*** MATERIALS PROVIDED Section Begins ***

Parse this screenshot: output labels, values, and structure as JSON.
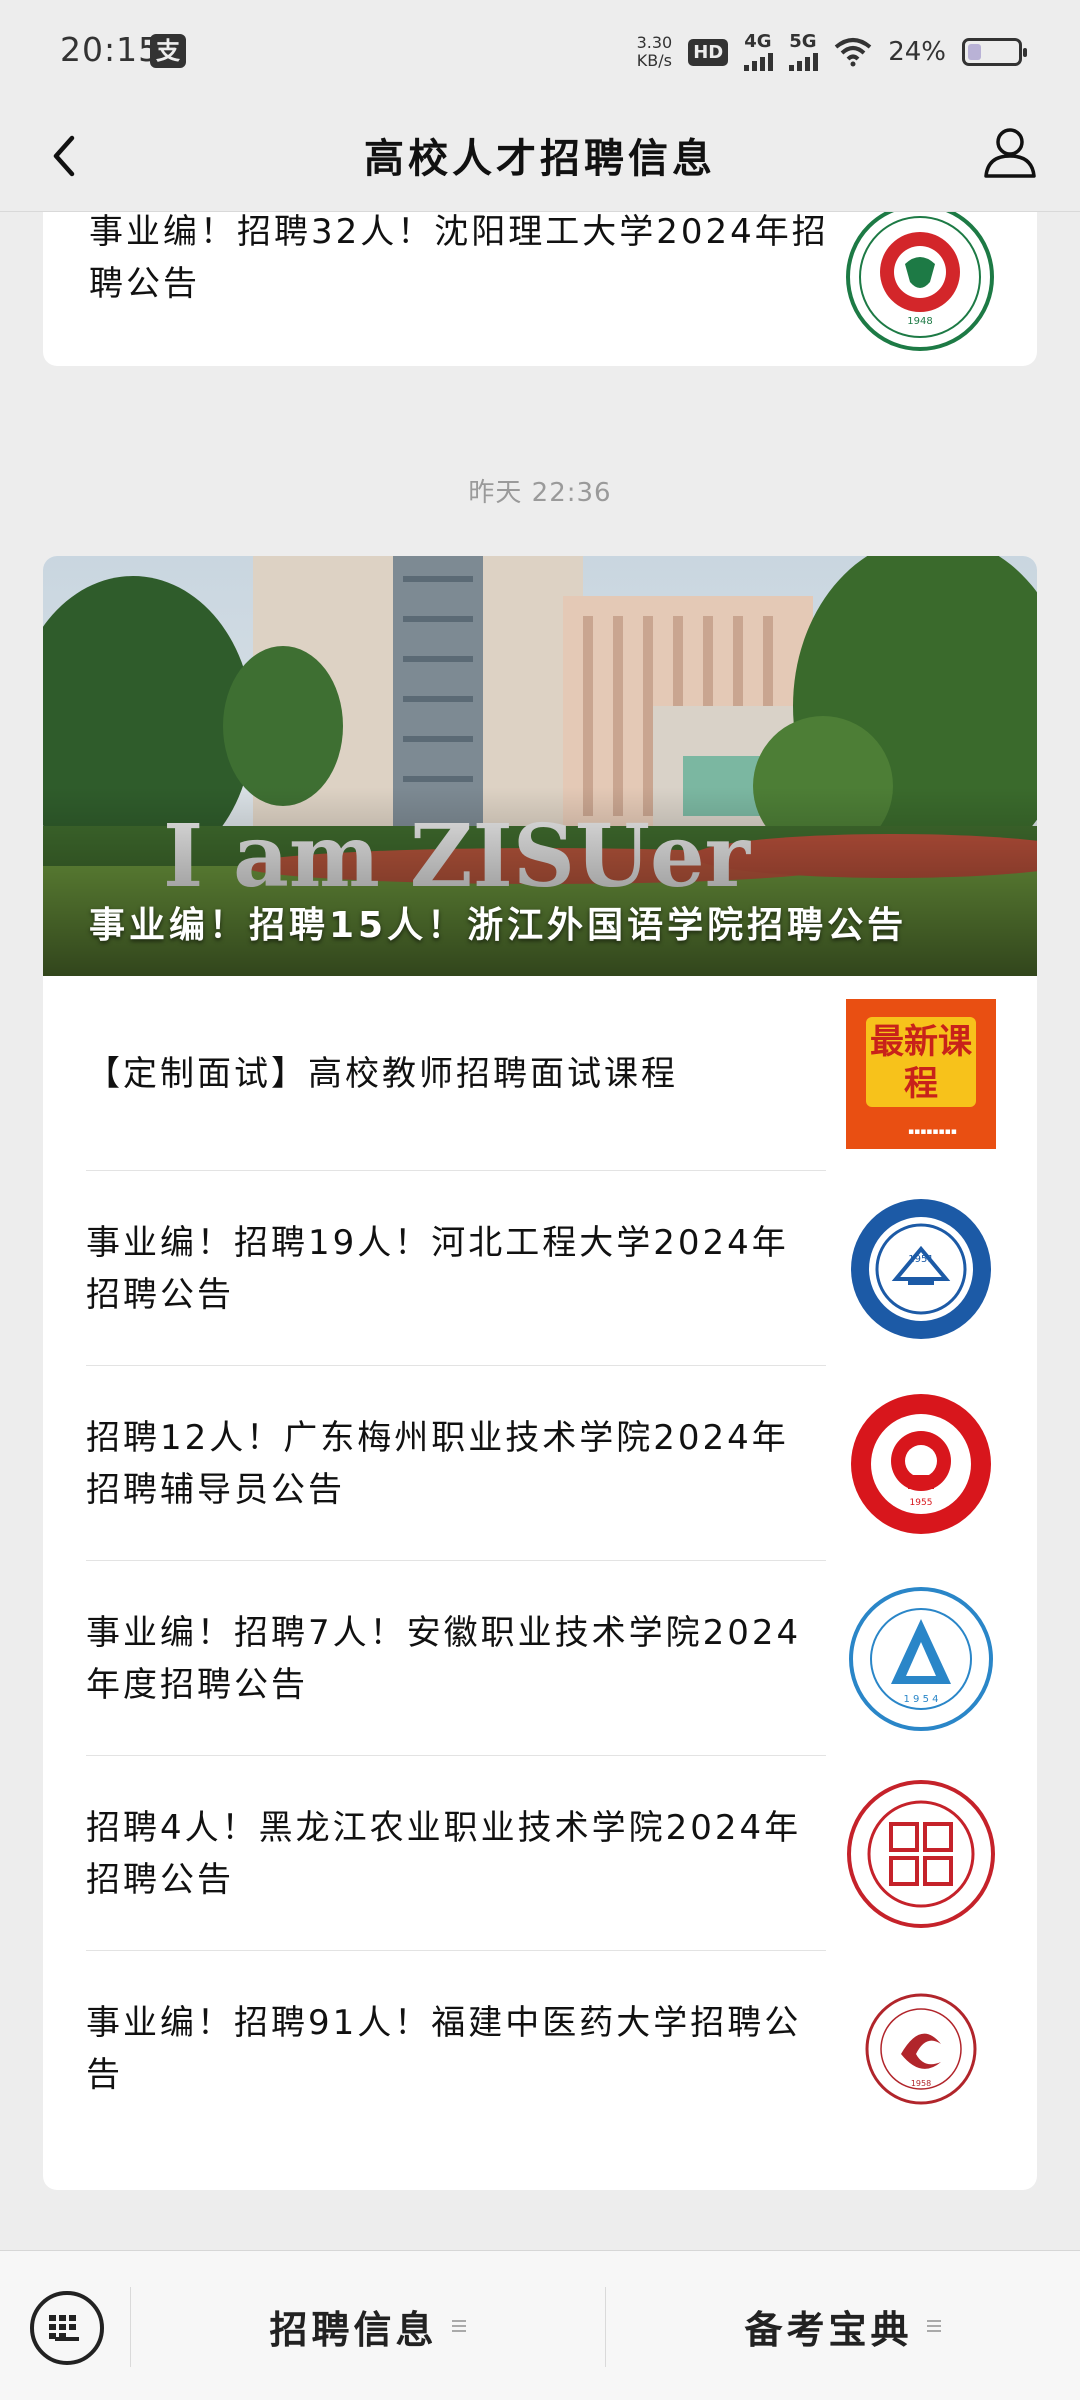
{
  "status_bar": {
    "time": "20:15",
    "pay_icon": "alipay-icon",
    "speed_value": "3.30",
    "speed_unit": "KB/s",
    "hd_label": "HD",
    "net1": "4G",
    "net2": "5G",
    "battery_text": "24%",
    "battery_level": 0.24
  },
  "nav": {
    "title": "高校人才招聘信息"
  },
  "top_card": {
    "title": "事业编！招聘32人！沈阳理工大学2024年招聘公告",
    "logo": "shenyang-ligong-university-logo"
  },
  "timestamp": "昨天 22:36",
  "main_card": {
    "hero_title": "事业编！招聘15人！浙江外国语学院招聘公告",
    "hero_sign": "I am ZISUer",
    "items": [
      {
        "title": "【定制面试】高校教师招聘面试课程",
        "logo_text": "最新课程"
      },
      {
        "title": "事业编！招聘19人！河北工程大学2024年招聘公告"
      },
      {
        "title": "招聘12人！广东梅州职业技术学院2024年招聘辅导员公告"
      },
      {
        "title": "事业编！招聘7人！安徽职业技术学院2024年度招聘公告"
      },
      {
        "title": "招聘4人！黑龙江农业职业技术学院2024年招聘公告"
      },
      {
        "title": "事业编！招聘91人！福建中医药大学招聘公告"
      }
    ]
  },
  "bottom_bar": {
    "menu1": "招聘信息",
    "menu2": "备考宝典"
  },
  "colors": {
    "background": "#ededed",
    "card": "#ffffff",
    "accent_red": "#c8221a",
    "accent_blue": "#1c5aa6"
  }
}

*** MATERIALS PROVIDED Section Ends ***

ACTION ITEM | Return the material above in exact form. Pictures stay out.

RESPONSE BOX |
Parse this screenshot: output labels, values, and structure as JSON.
{
  "status_bar": {
    "time": "20:15",
    "pay_icon": "alipay-icon",
    "speed_value": "3.30",
    "speed_unit": "KB/s",
    "hd_label": "HD",
    "net1": "4G",
    "net2": "5G",
    "battery_text": "24%",
    "battery_level": 0.24
  },
  "nav": {
    "title": "高校人才招聘信息"
  },
  "top_card": {
    "title": "事业编！招聘32人！沈阳理工大学2024年招聘公告",
    "logo": "shenyang-ligong-university-logo"
  },
  "timestamp": "昨天 22:36",
  "main_card": {
    "hero_title": "事业编！招聘15人！浙江外国语学院招聘公告",
    "hero_sign": "I am ZISUer",
    "items": [
      {
        "title": "【定制面试】高校教师招聘面试课程",
        "logo_text": "最新课程"
      },
      {
        "title": "事业编！招聘19人！河北工程大学2024年招聘公告"
      },
      {
        "title": "招聘12人！广东梅州职业技术学院2024年招聘辅导员公告"
      },
      {
        "title": "事业编！招聘7人！安徽职业技术学院2024年度招聘公告"
      },
      {
        "title": "招聘4人！黑龙江农业职业技术学院2024年招聘公告"
      },
      {
        "title": "事业编！招聘91人！福建中医药大学招聘公告"
      }
    ]
  },
  "bottom_bar": {
    "menu1": "招聘信息",
    "menu2": "备考宝典"
  },
  "colors": {
    "background": "#ededed",
    "card": "#ffffff",
    "accent_red": "#c8221a",
    "accent_blue": "#1c5aa6"
  }
}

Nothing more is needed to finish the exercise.